This year, 35% of Australian marketers rated their content marketing as sophisticated/mature – a 5% increase from 2015. Most of them (42%) also believed their organisation’s approach to content marketing is somewhat more successful than last year.

Let’s look at some of the biggest trends in content marketing and see how Australian brands can continue to create impactful content in 2017. 

Content Creation

In the Content Marketing Institute survey, 71% of Australian marketers believed quality of content is the top success factor. Yet 68% of them also expected to increase content quantity for the coming year.

The graph below shows the most popular content formats, which mostly fit with consumer trends in content consumption. 

Source: CMI
Source: CMI

Content Distribution

The majority of Australian marketers rated email as the most important distribution channel (95%), followed by LinkedIn, print, Facebook, then other social media channels.

In terms of paid promotion, Search Engine Marketing and Social were rated as the most effective channels (63% each), followed by native advertising, print/offline promotion, banner ads.

On the consumer side, how do Australians research before making a purchase decision? Or do they get the content they need to make up their mind? 

The most common channels for offline research are in-store and word of mouth. The graph below shows the main online sources people use to make a purchase decision.

Source: Consumer Barometer
Source: Consumer Barometer

Social media

Sensis Social Media Report 2016 states consumers are more likely to trust a brand “if they find the content posted engaging and relevant (52%) and they regularly update their content (51%).”

Platform

Facebook remains the dominant player, with 95% of surveyed Australians as users. However, the decline of organic reach on social media, coupled with Facebook’s Instant Articles, publishers and brands fear social media is not driving traffic back to their websites.

Nonetheless, a typical Facebook user now spends 12.5 hours/week on the platform. Given other factors such as demographics, where people use social media etc., it’s the kind of exposure that brands can’t afford to ignore.

Video

In Australia, 70% of people between 18 and 54 years old say they use YouTube at least once a week.

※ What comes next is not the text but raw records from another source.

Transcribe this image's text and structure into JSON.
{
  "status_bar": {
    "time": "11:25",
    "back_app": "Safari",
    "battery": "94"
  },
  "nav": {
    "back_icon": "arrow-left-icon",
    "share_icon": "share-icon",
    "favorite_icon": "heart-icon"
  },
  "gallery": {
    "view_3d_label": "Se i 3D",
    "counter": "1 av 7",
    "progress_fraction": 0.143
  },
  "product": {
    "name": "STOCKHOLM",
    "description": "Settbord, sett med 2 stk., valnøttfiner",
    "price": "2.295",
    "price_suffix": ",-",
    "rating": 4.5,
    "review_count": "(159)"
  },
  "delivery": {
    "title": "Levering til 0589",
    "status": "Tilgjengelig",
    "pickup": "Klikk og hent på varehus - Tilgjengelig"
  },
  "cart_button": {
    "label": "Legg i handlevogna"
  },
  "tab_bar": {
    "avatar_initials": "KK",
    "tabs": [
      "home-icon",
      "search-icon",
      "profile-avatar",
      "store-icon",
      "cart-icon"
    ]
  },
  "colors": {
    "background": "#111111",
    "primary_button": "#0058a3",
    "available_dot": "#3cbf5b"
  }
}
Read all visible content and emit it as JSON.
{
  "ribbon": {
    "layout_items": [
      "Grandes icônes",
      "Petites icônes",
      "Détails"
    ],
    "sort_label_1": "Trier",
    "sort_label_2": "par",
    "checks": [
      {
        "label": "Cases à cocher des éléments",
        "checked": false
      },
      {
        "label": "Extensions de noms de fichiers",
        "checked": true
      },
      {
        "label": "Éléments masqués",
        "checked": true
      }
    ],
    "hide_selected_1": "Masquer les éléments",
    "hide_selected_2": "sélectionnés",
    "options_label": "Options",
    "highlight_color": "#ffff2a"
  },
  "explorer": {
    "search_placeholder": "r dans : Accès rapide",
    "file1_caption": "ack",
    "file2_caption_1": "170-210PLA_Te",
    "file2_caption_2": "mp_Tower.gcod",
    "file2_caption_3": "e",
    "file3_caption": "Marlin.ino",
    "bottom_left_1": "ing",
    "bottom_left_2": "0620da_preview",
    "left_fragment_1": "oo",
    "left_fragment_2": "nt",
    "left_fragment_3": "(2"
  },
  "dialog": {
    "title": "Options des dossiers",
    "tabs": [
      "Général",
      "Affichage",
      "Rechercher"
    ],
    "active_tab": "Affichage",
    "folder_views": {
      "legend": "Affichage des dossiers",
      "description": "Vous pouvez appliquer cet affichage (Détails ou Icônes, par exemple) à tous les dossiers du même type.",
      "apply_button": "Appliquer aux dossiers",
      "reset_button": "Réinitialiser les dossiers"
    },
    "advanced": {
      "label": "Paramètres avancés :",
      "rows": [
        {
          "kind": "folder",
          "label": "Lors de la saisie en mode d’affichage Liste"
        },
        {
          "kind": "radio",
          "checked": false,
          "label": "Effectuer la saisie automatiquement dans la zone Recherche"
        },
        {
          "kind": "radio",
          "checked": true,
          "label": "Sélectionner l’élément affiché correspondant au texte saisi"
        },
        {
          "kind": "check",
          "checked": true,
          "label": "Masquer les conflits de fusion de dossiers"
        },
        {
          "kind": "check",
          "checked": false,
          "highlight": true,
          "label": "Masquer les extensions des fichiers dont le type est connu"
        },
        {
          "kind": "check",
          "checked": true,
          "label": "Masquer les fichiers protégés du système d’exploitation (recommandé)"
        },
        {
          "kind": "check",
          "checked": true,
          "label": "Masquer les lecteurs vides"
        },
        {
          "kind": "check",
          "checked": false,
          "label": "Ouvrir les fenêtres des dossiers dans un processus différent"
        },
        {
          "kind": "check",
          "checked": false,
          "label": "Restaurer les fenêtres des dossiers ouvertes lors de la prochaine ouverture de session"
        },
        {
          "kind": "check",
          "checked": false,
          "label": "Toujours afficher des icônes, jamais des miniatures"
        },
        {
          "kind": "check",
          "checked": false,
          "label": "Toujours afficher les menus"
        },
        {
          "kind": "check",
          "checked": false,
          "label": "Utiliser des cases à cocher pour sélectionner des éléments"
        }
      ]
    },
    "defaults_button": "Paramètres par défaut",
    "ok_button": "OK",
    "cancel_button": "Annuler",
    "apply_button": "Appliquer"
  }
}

For brands, partnering with influencers or creative video creators seem to be the best way to leverage this trend.

Meanwhile, half of Australia’s Facebook users watch video on the platform every day.

For brands wishing to tap this trend, consider publishing videos natively on Facebook, or repurpose content into fun, snackable YouTube videos. 

Technology enablers

Rise of mobile

To win in mobile, brands can identify “micro-moments” in consumer journey and then create content accordingly:

  • I want to know: snackable, helpful content
  • I want to go: leverage search engine marketing to display relevant information
  • I want to do: helpful videos
  • I want to buy: make the process easy, whether it’s a landing page, form or display ad copy

Multi-screen

Nearly one-quarter of Australians in the latest Consumer Barometer survey said they use 5 or more connected devices.

Implication: Ensure your content works on different screen sizes/browsers/operating systems, and utilises unique strengths of each if applicable.

Emerging tech

Recent phenomenon such as Pokemon Go, Snapchat Spectacles have highlighted the potential of emerging platforms. While still relatively nascent in Australia, Augmented Reality and Virtual Reality could be the next content marketing frontier as consumer uptake increases. 


Follow Linh on Twitter @LinhContent